## Action item
Copy every line of the records that includes the word "this".

---- Exercise data

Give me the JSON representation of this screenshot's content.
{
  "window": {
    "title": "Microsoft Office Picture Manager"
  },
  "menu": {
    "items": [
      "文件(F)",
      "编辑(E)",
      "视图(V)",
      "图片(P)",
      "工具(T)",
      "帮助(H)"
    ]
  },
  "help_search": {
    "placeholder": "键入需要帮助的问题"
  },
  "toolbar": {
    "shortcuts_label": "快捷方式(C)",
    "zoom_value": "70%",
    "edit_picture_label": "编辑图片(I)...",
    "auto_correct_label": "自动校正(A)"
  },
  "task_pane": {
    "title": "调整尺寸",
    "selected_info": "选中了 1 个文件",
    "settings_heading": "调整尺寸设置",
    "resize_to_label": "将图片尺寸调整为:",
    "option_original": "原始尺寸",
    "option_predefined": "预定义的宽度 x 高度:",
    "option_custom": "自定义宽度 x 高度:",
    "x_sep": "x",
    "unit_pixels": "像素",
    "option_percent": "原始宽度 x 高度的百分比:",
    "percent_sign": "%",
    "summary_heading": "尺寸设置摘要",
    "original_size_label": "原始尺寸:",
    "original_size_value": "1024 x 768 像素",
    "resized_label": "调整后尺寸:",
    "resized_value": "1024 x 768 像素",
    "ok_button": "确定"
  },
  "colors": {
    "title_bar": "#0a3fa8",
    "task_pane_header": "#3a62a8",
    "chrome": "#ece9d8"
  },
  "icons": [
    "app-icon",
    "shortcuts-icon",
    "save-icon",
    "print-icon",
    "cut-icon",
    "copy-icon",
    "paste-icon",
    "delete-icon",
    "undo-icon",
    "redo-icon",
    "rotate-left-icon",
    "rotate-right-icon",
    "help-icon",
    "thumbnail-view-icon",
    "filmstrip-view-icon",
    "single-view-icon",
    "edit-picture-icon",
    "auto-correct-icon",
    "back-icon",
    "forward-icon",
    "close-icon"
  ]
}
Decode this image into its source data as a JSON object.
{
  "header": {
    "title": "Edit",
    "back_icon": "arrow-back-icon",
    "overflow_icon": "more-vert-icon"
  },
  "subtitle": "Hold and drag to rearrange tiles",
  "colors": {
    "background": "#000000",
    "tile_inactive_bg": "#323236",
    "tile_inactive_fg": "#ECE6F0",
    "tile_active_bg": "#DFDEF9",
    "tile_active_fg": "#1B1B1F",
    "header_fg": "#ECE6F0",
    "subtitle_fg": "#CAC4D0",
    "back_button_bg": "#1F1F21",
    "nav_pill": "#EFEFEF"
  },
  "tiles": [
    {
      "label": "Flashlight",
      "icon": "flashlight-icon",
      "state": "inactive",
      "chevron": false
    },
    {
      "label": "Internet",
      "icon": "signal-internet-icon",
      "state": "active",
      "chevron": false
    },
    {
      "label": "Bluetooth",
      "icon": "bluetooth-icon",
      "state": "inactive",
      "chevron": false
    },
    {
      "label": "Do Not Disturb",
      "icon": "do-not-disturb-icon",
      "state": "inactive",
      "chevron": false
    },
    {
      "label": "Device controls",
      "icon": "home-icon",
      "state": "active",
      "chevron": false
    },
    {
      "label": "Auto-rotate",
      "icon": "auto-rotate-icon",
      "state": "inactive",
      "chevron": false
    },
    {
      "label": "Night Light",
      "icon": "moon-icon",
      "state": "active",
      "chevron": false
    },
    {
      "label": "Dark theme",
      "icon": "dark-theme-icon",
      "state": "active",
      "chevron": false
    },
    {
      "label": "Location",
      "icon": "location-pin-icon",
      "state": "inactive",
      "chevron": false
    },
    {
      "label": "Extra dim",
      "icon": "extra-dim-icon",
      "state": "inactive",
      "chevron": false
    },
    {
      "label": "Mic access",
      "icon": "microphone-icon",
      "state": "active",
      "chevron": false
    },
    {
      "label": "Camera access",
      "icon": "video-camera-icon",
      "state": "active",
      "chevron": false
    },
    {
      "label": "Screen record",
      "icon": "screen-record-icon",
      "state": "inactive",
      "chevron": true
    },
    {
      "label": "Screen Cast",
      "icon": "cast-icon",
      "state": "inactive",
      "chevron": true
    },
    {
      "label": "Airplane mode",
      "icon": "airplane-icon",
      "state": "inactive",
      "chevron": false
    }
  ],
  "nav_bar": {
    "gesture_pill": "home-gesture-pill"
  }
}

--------

## Exercise output
Give me the JSON representation of this screenshot's content.
Decode this image into its source data as a JSON object.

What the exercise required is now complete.